Live Concert Review: Black Panda PR Presents: Project Pandamonium featuring Anna Rose, The Mosers, and The Racer
September 22, 2015
Things have been incredibly busy in the JOVM world over the past couple of months as I’ve covered the Northside Festival, New Music Seminar’s New Music Nights Festival, Summerstage, a bunch of shows across town and the CMJ Music Marathon just a few weeks ago. And as you can imagine, I’m still catching up on a ton of my live music coverage, which you’ll be seeing continuously for some time throughout the rest of the year.
Last month, music publicity firm, Black Panda PR hosted two showcases featuring the artists on their roster at Piano’s, and the second showcase featured a rather diverse collection of artists including Anna Rose, who you should be familiar with if you’ve been frequenting JOVM over the past three years or so; The Mosers, an Asbury Park, NJ-based indie rock quartet; and The Racer, an upstate New York-based indie rock quintet among others.
As always, taking public transportation in this town can sometimes be unpredictable. You can leave your apartment 25 minutes early to somehow wind up 37 minutes late after your train gets stuck in a tunnel because of “train traffic ahead,” a police investigation or a sick passenger. And sometimes you can leave your apartment 10 minute late and be only a couple of minutes late for your appointment/date/show/whatever it was. In this case, I left my apartment in Corona about 75 minutes or so before the first set, to wind up arriving about 20 minutes within the night’s first set, Anna Rose, who I’ve written about quite a bit over the years. Her set was comprised of new, unreleased material that echoed the tone and feel of her sophomore effort, Behold A Pale Horse – forceful, tough, bluesy but underneath that the material reveals vulnerability and wisdom that can come from hard-fought wisdom and experience. Catching her was by far, the highlight of the night.

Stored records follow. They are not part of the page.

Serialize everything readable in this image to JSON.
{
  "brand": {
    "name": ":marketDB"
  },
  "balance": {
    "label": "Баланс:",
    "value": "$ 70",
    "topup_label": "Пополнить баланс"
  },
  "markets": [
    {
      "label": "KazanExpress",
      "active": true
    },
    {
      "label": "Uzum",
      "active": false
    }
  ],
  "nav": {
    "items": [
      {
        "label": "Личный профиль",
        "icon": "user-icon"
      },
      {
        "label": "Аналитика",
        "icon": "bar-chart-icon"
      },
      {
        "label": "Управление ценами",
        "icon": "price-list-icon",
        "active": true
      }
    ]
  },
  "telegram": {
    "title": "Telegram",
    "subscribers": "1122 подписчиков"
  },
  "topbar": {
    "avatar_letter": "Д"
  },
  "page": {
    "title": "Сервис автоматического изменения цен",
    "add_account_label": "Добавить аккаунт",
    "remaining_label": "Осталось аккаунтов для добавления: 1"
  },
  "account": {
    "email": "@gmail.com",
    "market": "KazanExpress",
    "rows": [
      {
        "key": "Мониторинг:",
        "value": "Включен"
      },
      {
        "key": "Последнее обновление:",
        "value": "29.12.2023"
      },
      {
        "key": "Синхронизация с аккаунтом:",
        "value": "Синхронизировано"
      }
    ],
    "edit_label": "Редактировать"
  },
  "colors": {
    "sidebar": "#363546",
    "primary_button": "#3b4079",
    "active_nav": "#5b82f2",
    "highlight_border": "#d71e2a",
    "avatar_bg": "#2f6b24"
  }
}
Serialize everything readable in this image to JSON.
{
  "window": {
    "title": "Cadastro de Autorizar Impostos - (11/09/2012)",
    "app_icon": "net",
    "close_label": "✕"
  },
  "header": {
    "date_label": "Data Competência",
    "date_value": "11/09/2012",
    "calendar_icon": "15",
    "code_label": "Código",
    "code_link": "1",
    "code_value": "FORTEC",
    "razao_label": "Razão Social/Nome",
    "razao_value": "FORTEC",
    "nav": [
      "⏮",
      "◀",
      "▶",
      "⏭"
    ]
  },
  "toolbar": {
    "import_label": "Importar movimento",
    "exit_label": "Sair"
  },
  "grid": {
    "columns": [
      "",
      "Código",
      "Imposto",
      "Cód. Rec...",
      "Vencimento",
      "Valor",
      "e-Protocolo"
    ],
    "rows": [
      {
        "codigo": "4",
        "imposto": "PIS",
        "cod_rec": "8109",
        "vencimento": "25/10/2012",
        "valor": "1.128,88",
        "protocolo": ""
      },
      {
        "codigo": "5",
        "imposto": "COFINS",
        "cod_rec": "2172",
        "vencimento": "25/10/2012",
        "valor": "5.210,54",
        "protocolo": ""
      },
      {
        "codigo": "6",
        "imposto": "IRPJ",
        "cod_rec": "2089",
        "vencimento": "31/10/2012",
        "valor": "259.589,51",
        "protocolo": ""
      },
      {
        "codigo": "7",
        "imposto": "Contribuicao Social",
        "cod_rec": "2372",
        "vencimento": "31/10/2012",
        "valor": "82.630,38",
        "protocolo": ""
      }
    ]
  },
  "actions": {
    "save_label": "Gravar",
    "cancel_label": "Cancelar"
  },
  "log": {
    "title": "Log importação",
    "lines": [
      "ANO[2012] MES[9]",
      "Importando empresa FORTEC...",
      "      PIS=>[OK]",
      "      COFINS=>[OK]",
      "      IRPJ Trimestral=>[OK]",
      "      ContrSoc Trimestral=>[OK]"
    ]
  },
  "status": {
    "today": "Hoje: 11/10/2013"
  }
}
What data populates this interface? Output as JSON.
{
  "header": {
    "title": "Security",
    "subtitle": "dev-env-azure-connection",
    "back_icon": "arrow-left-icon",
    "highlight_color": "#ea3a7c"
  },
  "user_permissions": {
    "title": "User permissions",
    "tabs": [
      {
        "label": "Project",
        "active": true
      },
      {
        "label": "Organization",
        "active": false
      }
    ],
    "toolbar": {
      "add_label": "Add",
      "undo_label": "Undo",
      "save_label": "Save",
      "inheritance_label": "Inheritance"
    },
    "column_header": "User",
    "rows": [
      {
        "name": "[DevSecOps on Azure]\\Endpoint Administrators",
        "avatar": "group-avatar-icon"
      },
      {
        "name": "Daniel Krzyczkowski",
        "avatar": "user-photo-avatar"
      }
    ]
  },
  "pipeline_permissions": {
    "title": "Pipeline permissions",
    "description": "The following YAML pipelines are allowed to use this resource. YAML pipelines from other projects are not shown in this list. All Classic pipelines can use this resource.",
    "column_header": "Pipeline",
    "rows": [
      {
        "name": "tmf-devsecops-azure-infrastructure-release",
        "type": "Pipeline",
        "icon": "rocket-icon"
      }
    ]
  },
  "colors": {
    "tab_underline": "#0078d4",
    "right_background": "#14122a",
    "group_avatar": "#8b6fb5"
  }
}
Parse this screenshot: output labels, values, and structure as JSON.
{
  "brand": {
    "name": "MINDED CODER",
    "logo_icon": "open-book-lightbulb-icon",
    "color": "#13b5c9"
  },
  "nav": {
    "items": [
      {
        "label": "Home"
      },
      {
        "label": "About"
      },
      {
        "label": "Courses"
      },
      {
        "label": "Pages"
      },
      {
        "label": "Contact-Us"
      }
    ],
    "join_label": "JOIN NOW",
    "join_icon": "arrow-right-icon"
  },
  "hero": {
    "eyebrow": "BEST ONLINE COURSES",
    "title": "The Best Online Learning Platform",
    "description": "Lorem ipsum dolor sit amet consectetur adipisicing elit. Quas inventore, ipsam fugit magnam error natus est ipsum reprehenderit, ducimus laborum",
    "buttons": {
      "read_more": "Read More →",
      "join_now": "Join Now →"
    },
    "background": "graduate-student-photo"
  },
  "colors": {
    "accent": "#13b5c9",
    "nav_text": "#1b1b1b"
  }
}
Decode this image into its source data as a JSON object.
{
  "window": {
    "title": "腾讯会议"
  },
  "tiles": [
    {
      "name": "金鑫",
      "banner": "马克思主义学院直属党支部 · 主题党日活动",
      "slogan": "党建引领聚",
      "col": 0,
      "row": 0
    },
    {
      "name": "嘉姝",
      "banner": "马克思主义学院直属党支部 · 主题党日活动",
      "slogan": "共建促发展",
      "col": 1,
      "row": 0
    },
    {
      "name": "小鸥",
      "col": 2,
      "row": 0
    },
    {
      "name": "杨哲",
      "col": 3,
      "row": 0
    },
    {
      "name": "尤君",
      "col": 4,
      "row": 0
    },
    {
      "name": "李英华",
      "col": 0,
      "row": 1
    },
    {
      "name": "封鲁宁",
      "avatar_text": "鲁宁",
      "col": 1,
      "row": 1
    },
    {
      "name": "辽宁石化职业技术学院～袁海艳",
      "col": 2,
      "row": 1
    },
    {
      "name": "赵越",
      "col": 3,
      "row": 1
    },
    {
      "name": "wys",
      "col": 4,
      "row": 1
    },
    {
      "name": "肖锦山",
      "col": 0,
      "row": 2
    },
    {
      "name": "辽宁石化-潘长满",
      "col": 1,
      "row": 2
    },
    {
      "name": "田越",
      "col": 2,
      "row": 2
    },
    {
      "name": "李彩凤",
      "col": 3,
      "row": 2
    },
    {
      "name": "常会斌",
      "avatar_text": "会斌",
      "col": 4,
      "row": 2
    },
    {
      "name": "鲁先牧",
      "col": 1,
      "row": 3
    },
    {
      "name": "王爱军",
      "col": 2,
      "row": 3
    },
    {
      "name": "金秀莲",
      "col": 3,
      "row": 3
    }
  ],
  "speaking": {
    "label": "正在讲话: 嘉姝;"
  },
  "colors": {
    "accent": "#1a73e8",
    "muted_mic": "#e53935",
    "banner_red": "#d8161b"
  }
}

(Photo Caption: Anna Rose performing at Piano’s last month.)
Comprised of Mike Pellegrino, Dave Ryan, Rick Szpakowski, and Mike Kulper, The Mosers are an Asbury Park, NJ-based indie rock quartet, whose sound is probably best described as anthemic party rock. The sort of rock sound that would largely appeal to suburban kids, who came to the city and want to chug beer and shout along like a bunch of idiots. It appealed to most of the Piano’s crowd but it didn’t do much for me – mainly because I know nothing about growing up in the suburbs and on another level I found their set and their stage antics to be annoying. Perhaps the most troubling was a misguided cover of The Buggles “Video Killed the Radio Star” that completely missed the mark because it missed the awe and fear of what this new-fangled thing actually meant and reduced one of my favorite 80s tunes to a karaoke sing-a-long nostalgia.
(Photo Caption: The Mosers performing at Piano’s last month.)
Tracing their origins to when founding members Pete Marotta (vocals) and Mike Esserman (guitar) stumbled onto a rooftop concert on MTV that inspired them to start a band before they even knew how to play instruments, The Racer, which also features Steve Kondracki (guitar), Eric Sosler (bass) and Mike Perri (drums) have a sound that draws heavily from Radiohead, My Morning Jacket, Minus the Bear, Kings of Leon, Bloc Party, Pearl Jam and others; they specialize in a sound that’s meant to be difficult to pigeonhole but for some reason my initial thoughts were “Damn, they really sound quite a bit like Coldplay.” In other words, it’s anthemic, arena rock that’s both radio friendly and yet seems to be missing some soul and some heart.
(Photo Caption: The Racer performing at Piano’s last month.)
Sadly, as much as I wanted to like all of the acts, who got on the Piano’s stage, it was a frustrating and disappointing night of live music with a couple of bands that somehow made me feel old and curmudgeonly in a way that I haven’t felt in quite some time.